Segment Start: Supplied data

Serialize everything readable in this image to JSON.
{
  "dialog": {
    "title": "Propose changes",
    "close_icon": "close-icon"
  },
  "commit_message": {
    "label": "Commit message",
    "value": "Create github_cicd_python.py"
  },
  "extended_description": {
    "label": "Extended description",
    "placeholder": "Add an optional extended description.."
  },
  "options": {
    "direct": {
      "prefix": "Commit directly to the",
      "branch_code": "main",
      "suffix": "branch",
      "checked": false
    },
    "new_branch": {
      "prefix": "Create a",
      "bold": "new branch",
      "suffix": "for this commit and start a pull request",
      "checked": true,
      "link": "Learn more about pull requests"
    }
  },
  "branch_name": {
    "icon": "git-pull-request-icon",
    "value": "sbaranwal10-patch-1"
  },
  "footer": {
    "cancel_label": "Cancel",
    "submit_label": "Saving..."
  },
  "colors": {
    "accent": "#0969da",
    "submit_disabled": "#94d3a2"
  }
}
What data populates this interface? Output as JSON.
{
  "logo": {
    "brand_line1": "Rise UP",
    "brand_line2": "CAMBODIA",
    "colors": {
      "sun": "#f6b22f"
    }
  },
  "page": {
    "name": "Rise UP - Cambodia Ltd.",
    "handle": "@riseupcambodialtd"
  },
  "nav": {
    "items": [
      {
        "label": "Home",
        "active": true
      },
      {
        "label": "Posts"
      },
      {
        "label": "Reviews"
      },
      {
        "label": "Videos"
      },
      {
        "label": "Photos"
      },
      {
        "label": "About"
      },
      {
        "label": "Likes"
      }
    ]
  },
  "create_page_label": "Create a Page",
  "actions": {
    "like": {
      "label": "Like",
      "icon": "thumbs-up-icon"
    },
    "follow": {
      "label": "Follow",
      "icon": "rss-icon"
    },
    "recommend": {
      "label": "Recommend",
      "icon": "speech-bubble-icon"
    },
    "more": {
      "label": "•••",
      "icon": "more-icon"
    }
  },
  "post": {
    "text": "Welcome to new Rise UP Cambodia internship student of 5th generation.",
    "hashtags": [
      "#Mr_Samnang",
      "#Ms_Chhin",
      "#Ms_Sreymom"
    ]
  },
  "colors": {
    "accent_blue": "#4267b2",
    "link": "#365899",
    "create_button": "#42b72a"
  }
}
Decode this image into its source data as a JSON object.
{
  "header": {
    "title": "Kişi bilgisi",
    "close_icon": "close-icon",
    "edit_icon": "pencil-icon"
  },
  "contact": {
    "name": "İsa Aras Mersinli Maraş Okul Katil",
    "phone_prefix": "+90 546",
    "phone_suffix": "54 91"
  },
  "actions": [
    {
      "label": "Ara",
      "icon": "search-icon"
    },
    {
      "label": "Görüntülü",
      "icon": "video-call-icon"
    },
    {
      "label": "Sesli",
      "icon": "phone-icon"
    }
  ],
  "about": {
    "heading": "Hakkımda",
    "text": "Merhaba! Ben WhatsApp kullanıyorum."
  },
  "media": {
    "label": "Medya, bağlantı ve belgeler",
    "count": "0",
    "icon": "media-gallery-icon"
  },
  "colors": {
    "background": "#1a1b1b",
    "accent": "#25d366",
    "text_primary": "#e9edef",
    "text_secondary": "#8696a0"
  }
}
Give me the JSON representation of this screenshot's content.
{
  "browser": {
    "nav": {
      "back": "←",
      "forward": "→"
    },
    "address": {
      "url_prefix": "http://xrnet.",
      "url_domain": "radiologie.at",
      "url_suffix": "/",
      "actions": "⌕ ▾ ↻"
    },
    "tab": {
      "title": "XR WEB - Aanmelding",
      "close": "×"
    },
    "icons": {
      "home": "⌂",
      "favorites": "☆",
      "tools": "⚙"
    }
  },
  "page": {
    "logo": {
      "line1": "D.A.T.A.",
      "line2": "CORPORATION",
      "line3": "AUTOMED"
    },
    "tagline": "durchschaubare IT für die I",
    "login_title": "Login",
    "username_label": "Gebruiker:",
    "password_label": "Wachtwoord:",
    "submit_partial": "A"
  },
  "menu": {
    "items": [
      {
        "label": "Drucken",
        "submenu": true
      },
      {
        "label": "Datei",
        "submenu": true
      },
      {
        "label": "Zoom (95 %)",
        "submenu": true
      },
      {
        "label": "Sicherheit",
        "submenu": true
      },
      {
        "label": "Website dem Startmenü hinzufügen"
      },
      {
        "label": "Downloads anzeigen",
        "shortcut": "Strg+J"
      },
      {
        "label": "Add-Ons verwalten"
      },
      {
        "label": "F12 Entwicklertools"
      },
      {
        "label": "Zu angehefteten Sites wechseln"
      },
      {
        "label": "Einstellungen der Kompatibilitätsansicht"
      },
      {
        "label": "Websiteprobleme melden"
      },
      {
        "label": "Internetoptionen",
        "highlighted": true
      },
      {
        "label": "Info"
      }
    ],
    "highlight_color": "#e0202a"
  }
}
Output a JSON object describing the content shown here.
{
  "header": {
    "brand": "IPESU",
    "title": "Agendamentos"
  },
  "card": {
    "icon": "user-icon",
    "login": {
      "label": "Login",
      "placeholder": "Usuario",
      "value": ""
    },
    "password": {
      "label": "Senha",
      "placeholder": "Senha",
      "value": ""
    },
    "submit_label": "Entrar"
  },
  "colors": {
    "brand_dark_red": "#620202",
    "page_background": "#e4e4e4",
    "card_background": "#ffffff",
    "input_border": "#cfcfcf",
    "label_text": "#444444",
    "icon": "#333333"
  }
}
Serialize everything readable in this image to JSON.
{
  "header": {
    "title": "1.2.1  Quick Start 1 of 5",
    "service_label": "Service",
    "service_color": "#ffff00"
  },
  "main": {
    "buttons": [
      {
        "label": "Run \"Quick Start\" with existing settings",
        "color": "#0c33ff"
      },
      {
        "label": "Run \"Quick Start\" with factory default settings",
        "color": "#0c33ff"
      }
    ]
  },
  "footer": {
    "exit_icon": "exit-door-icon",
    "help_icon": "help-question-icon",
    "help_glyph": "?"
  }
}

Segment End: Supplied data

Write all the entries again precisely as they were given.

Answer below>
Serialize everything readable in this image to JSON.
{
  "dialog": {
    "title": "Propose changes",
    "close_icon": "close-icon"
  },
  "commit_message": {
    "label": "Commit message",
    "value": "Create github_cicd_python.py"
  },
  "extended_description": {
    "label": "Extended description",
    "placeholder": "Add an optional extended description.."
  },
  "options": {
    "direct": {
      "prefix": "Commit directly to the",
      "branch_code": "main",
      "suffix": "branch",
      "checked": false
    },
    "new_branch": {
      "prefix": "Create a",
      "bold": "new branch",
      "suffix": "for this commit and start a pull request",
      "checked": true,
      "link": "Learn more about pull requests"
    }
  },
  "branch_name": {
    "icon": "git-pull-request-icon",
    "value": "sbaranwal10-patch-1"
  },
  "footer": {
    "cancel_label": "Cancel",
    "submit_label": "Saving..."
  },
  "colors": {
    "accent": "#0969da",
    "submit_disabled": "#94d3a2"
  }
}
What data populates this interface? Output as JSON.
{
  "logo": {
    "brand_line1": "Rise UP",
    "brand_line2": "CAMBODIA",
    "colors": {
      "sun": "#f6b22f"
    }
  },
  "page": {
    "name": "Rise UP - Cambodia Ltd.",
    "handle": "@riseupcambodialtd"
  },
  "nav": {
    "items": [
      {
        "label": "Home",
        "active": true
      },
      {
        "label": "Posts"
      },
      {
        "label": "Reviews"
      },
      {
        "label": "Videos"
      },
      {
        "label": "Photos"
      },
      {
        "label": "About"
      },
      {
        "label": "Likes"
      }
    ]
  },
  "create_page_label": "Create a Page",
  "actions": {
    "like": {
      "label": "Like",
      "icon": "thumbs-up-icon"
    },
    "follow": {
      "label": "Follow",
      "icon": "rss-icon"
    },
    "recommend": {
      "label": "Recommend",
      "icon": "speech-bubble-icon"
    },
    "more": {
      "label": "•••",
      "icon": "more-icon"
    }
  },
  "post": {
    "text": "Welcome to new Rise UP Cambodia internship student of 5th generation.",
    "hashtags": [
      "#Mr_Samnang",
      "#Ms_Chhin",
      "#Ms_Sreymom"
    ]
  },
  "colors": {
    "accent_blue": "#4267b2",
    "link": "#365899",
    "create_button": "#42b72a"
  }
}
Decode this image into its source data as a JSON object.
{
  "header": {
    "title": "Kişi bilgisi",
    "close_icon": "close-icon",
    "edit_icon": "pencil-icon"
  },
  "contact": {
    "name": "İsa Aras Mersinli Maraş Okul Katil",
    "phone_prefix": "+90 546",
    "phone_suffix": "54 91"
  },
  "actions": [
    {
      "label": "Ara",
      "icon": "search-icon"
    },
    {
      "label": "Görüntülü",
      "icon": "video-call-icon"
    },
    {
      "label": "Sesli",
      "icon": "phone-icon"
    }
  ],
  "about": {
    "heading": "Hakkımda",
    "text": "Merhaba! Ben WhatsApp kullanıyorum."
  },
  "media": {
    "label": "Medya, bağlantı ve belgeler",
    "count": "0",
    "icon": "media-gallery-icon"
  },
  "colors": {
    "background": "#1a1b1b",
    "accent": "#25d366",
    "text_primary": "#e9edef",
    "text_secondary": "#8696a0"
  }
}
Give me the JSON representation of this screenshot's content.
{
  "browser": {
    "nav": {
      "back": "←",
      "forward": "→"
    },
    "address": {
      "url_prefix": "http://xrnet.",
      "url_domain": "radiologie.at",
      "url_suffix": "/",
      "actions": "⌕ ▾ ↻"
    },
    "tab": {
      "title": "XR WEB - Aanmelding",
      "close": "×"
    },
    "icons": {
      "home": "⌂",
      "favorites": "☆",
      "tools": "⚙"
    }
  },
  "page": {
    "logo": {
      "line1": "D.A.T.A.",
      "line2": "CORPORATION",
      "line3": "AUTOMED"
    },
    "tagline": "durchschaubare IT für die I",
    "login_title": "Login",
    "username_label": "Gebruiker:",
    "password_label": "Wachtwoord:",
    "submit_partial": "A"
  },
  "menu": {
    "items": [
      {
        "label": "Drucken",
        "submenu": true
      },
      {
        "label": "Datei",
        "submenu": true
      },
      {
        "label": "Zoom (95 %)",
        "submenu": true
      },
      {
        "label": "Sicherheit",
        "submenu": true
      },
      {
        "label": "Website dem Startmenü hinzufügen"
      },
      {
        "label": "Downloads anzeigen",
        "shortcut": "Strg+J"
      },
      {
        "label": "Add-Ons verwalten"
      },
      {
        "label": "F12 Entwicklertools"
      },
      {
        "label": "Zu angehefteten Sites wechseln"
      },
      {
        "label": "Einstellungen der Kompatibilitätsansicht"
      },
      {
        "label": "Websiteprobleme melden"
      },
      {
        "label": "Internetoptionen",
        "highlighted": true
      },
      {
        "label": "Info"
      }
    ],
    "highlight_color": "#e0202a"
  }
}
Output a JSON object describing the content shown here.
{
  "header": {
    "brand": "IPESU",
    "title": "Agendamentos"
  },
  "card": {
    "icon": "user-icon",
    "login": {
      "label": "Login",
      "placeholder": "Usuario",
      "value": ""
    },
    "password": {
      "label": "Senha",
      "placeholder": "Senha",
      "value": ""
    },
    "submit_label": "Entrar"
  },
  "colors": {
    "brand_dark_red": "#620202",
    "page_background": "#e4e4e4",
    "card_background": "#ffffff",
    "input_border": "#cfcfcf",
    "label_text": "#444444",
    "icon": "#333333"
  }
}
Serialize everything readable in this image to JSON.
{
  "header": {
    "title": "1.2.1  Quick Start 1 of 5",
    "service_label": "Service",
    "service_color": "#ffff00"
  },
  "main": {
    "buttons": [
      {
        "label": "Run \"Quick Start\" with existing settings",
        "color": "#0c33ff"
      },
      {
        "label": "Run \"Quick Start\" with factory default settings",
        "color": "#0c33ff"
      }
    ]
  },
  "footer": {
    "exit_icon": "exit-door-icon",
    "help_icon": "help-question-icon",
    "help_glyph": "?"
  }
}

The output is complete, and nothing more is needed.